> _Exercise input_:
+ + +

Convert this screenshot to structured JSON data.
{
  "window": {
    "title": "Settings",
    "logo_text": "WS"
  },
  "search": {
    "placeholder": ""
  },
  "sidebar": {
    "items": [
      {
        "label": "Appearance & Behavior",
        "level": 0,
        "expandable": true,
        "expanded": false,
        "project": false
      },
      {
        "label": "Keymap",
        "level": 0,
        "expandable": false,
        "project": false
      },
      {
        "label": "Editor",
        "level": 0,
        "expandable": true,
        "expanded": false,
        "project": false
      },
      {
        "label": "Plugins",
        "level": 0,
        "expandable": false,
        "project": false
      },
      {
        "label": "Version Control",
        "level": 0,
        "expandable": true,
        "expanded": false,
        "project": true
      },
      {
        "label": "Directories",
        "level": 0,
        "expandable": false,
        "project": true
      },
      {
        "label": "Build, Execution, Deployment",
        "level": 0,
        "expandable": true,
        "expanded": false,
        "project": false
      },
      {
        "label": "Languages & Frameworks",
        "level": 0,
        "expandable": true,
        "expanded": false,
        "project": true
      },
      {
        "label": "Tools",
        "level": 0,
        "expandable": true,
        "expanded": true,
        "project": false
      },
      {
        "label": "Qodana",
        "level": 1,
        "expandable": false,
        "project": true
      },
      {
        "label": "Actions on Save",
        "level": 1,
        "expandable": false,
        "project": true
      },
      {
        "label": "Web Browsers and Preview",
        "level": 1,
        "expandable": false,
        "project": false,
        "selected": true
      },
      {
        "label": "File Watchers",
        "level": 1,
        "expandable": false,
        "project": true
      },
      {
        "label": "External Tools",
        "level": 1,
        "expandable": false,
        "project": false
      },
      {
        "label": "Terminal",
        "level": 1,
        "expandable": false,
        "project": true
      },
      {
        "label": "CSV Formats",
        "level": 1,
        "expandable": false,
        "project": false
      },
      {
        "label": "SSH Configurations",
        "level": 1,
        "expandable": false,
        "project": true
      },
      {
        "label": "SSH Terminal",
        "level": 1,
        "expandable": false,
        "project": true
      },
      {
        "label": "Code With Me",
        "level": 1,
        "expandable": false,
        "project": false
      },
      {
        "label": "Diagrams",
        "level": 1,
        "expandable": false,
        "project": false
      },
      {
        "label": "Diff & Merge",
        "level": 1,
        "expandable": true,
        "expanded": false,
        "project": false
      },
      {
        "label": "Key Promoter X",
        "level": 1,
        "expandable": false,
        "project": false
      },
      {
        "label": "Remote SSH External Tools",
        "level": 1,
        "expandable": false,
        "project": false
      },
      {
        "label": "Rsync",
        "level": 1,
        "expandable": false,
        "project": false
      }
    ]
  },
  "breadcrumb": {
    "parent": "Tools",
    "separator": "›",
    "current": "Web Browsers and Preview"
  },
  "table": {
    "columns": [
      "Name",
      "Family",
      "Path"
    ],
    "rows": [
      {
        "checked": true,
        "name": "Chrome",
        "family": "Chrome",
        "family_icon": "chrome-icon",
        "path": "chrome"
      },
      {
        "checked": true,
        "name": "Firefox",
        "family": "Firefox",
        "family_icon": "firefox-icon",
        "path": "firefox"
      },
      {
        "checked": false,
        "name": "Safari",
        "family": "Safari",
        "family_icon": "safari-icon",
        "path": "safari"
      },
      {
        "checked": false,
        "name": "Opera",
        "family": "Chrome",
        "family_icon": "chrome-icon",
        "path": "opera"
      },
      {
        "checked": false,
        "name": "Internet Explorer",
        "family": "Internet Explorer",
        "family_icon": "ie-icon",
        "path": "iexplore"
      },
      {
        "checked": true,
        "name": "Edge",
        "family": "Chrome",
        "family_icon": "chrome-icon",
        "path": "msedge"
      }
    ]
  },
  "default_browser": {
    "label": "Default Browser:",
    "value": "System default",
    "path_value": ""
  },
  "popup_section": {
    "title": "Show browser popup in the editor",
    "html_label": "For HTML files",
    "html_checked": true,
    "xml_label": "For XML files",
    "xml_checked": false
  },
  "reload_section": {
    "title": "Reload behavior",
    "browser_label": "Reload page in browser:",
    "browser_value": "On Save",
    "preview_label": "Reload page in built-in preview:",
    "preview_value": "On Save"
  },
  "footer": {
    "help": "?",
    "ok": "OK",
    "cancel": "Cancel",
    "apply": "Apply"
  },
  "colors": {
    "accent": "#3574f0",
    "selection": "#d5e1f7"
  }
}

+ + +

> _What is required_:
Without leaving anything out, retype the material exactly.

> _Answer space_:
Convert this screenshot to structured JSON data.
{
  "window": {
    "title": "Settings",
    "logo_text": "WS"
  },
  "search": {
    "placeholder": ""
  },
  "sidebar": {
    "items": [
      {
        "label": "Appearance & Behavior",
        "level": 0,
        "expandable": true,
        "expanded": false,
        "project": false
      },
      {
        "label": "Keymap",
        "level": 0,
        "expandable": false,
        "project": false
      },
      {
        "label": "Editor",
        "level": 0,
        "expandable": true,
        "expanded": false,
        "project": false
      },
      {
        "label": "Plugins",
        "level": 0,
        "expandable": false,
        "project": false
      },
      {
        "label": "Version Control",
        "level": 0,
        "expandable": true,
        "expanded": false,
        "project": true
      },
      {
        "label": "Directories",
        "level": 0,
        "expandable": false,
        "project": true
      },
      {
        "label": "Build, Execution, Deployment",
        "level": 0,
        "expandable": true,
        "expanded": false,
        "project": false
      },
      {
        "label": "Languages & Frameworks",
        "level": 0,
        "expandable": true,
        "expanded": false,
        "project": true
      },
      {
        "label": "Tools",
        "level": 0,
        "expandable": true,
        "expanded": true,
        "project": false
      },
      {
        "label": "Qodana",
        "level": 1,
        "expandable": false,
        "project": true
      },
      {
        "label": "Actions on Save",
        "level": 1,
        "expandable": false,
        "project": true
      },
      {
        "label": "Web Browsers and Preview",
        "level": 1,
        "expandable": false,
        "project": false,
        "selected": true
      },
      {
        "label": "File Watchers",
        "level": 1,
        "expandable": false,
        "project": true
      },
      {
        "label": "External Tools",
        "level": 1,
        "expandable": false,
        "project": false
      },
      {
        "label": "Terminal",
        "level": 1,
        "expandable": false,
        "project": true
      },
      {
        "label": "CSV Formats",
        "level": 1,
        "expandable": false,
        "project": false
      },
      {
        "label": "SSH Configurations",
        "level": 1,
        "expandable": false,
        "project": true
      },
      {
        "label": "SSH Terminal",
        "level": 1,
        "expandable": false,
        "project": true
      },
      {
        "label": "Code With Me",
        "level": 1,
        "expandable": false,
        "project": false
      },
      {
        "label": "Diagrams",
        "level": 1,
        "expandable": false,
        "project": false
      },
      {
        "label": "Diff & Merge",
        "level": 1,
        "expandable": true,
        "expanded": false,
        "project": false
      },
      {
        "label": "Key Promoter X",
        "level": 1,
        "expandable": false,
        "project": false
      },
      {
        "label": "Remote SSH External Tools",
        "level": 1,
        "expandable": false,
        "project": false
      },
      {
        "label": "Rsync",
        "level": 1,
        "expandable": false,
        "project": false
      }
    ]
  },
  "breadcrumb": {
    "parent": "Tools",
    "separator": "›",
    "current": "Web Browsers and Preview"
  },
  "table": {
    "columns": [
      "Name",
      "Family",
      "Path"
    ],
    "rows": [
      {
        "checked": true,
        "name": "Chrome",
        "family": "Chrome",
        "family_icon": "chrome-icon",
        "path": "chrome"
      },
      {
        "checked": true,
        "name": "Firefox",
        "family": "Firefox",
        "family_icon": "firefox-icon",
        "path": "firefox"
      },
      {
        "checked": false,
        "name": "Safari",
        "family": "Safari",
        "family_icon": "safari-icon",
        "path": "safari"
      },
      {
        "checked": false,
        "name": "Opera",
        "family": "Chrome",
        "family_icon": "chrome-icon",
        "path": "opera"
      },
      {
        "checked": false,
        "name": "Internet Explorer",
        "family": "Internet Explorer",
        "family_icon": "ie-icon",
        "path": "iexplore"
      },
      {
        "checked": true,
        "name": "Edge",
        "family": "Chrome",
        "family_icon": "chrome-icon",
        "path": "msedge"
      }
    ]
  },
  "default_browser": {
    "label": "Default Browser:",
    "value": "System default",
    "path_value": ""
  },
  "popup_section": {
    "title": "Show browser popup in the editor",
    "html_label": "For HTML files",
    "html_checked": true,
    "xml_label": "For XML files",
    "xml_checked": false
  },
  "reload_section": {
    "title": "Reload behavior",
    "browser_label": "Reload page in browser:",
    "browser_value": "On Save",
    "preview_label": "Reload page in built-in preview:",
    "preview_value": "On Save"
  },
  "footer": {
    "help": "?",
    "ok": "OK",
    "cancel": "Cancel",
    "apply": "Apply"
  },
  "colors": {
    "accent": "#3574f0",
    "selection": "#d5e1f7"
  }
}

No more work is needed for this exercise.